January 17, 2018 | Jennifer Mattson
In the summer of 2015, Mollie Warner was living a happy, active life in Rancho Cucamonga, California, with her husband. She worked out regularly at the gym, lifted weights and was even taking a kickboxing class when she started feeling fatigued.
July 7, 2017 | Samantha Bonar
Sunita Patel, Ph.D., a neuropsychologist in the Population Sciences and Supportive Care Medicine departments at City of Hope, has received a $1.22 million grant from the American Cancer Society to test a new approach toward preventing long-term chemotherapy-related cognitive side effects in childhood cancer survivors from bilingual and Spanish-speaking families.
March 8, 2017 | Stephanie Smith
Researcher James Lacey Jr., Ph.D., wants to pool data from the California Teachers Study and other studies to create a personalized prevention tool.
March 6, 2017 | Stephanie Smith
James Lacey, Jr., Ph.D., who now runs the California Teachers Study, is taking on the role of disruptor, as he transforms how study data is collected and shared.
March 4, 2017 | Stephanie Smith
Bridget Marshall, a former patient and current employee at City of Hope, one of the centers out of which the study is run, also has been a participant in the California Teachers Study for more than two decades.
March 2, 2017 | Stephanie Smith
City of Hope researcher, Leslie Bernstein, made a big splash in breast cancer research. Earlier, she helped launch the California Teachers Study, a seminal breast cancer study involving more than 133,000 teachers.
March 1, 2017 | Stephanie Smith
The California Teachers Study, a more than two-decade long study of more than 133,000 teachers, started in 1994, but its eventual principle investigator, Leslie Bernstein of City of Hope, was dreaming about making her mark -- and making a difference -- long before then.
October 20, 2016 | Michael Easterling
Something as simple as wearing a physical activity wristband, not unlike a Fitbit, to count steps could also be an invaluable tool in monitoring the functional recovery time of surgery patients, and potentially detecting any post-surgery complications sooner rather than later.
September 10, 2014 | City of Hope Staff
Older teenagers and young adults traditionally face worse outcomes than younger children when diagnosed with brain cancer and other central nervous system tumors. A first-of-its-kind study shows why. Older adolescents and young adults with brain and spinal cord tumors have better outcomes when treated at National Cancer Institute-designated comprehensive cancer centers, research finds.
August 13, 2014 | Darrin Joy

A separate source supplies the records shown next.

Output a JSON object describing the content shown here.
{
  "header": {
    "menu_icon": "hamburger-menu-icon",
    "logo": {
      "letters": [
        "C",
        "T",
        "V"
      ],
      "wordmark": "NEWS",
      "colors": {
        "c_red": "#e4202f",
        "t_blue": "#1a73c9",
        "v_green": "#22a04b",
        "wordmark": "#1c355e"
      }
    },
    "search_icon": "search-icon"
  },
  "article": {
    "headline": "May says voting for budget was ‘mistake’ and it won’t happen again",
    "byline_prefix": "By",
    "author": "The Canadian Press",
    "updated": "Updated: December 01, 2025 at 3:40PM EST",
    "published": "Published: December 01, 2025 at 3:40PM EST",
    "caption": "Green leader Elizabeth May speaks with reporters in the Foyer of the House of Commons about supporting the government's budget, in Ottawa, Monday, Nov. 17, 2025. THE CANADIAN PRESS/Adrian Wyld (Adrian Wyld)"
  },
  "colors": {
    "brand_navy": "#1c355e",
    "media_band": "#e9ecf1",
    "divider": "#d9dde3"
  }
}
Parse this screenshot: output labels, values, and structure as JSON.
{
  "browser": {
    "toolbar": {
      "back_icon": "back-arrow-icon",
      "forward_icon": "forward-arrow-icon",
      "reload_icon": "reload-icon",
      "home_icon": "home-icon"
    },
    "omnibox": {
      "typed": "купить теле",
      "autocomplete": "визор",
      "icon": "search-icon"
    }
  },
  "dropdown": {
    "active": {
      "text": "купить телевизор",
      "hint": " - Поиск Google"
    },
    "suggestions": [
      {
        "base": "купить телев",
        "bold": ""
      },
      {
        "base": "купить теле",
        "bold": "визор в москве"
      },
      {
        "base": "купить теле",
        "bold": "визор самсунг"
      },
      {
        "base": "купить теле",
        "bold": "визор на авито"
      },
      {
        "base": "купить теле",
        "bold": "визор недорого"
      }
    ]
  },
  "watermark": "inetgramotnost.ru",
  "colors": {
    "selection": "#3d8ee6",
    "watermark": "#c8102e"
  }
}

Radiation therapy can help cure many children facing Hodgkin lymphoma and other cancers. When the radiation is delivered to a girl’s chest, however, it can lead to a marked increase in breast cancer risk later in life.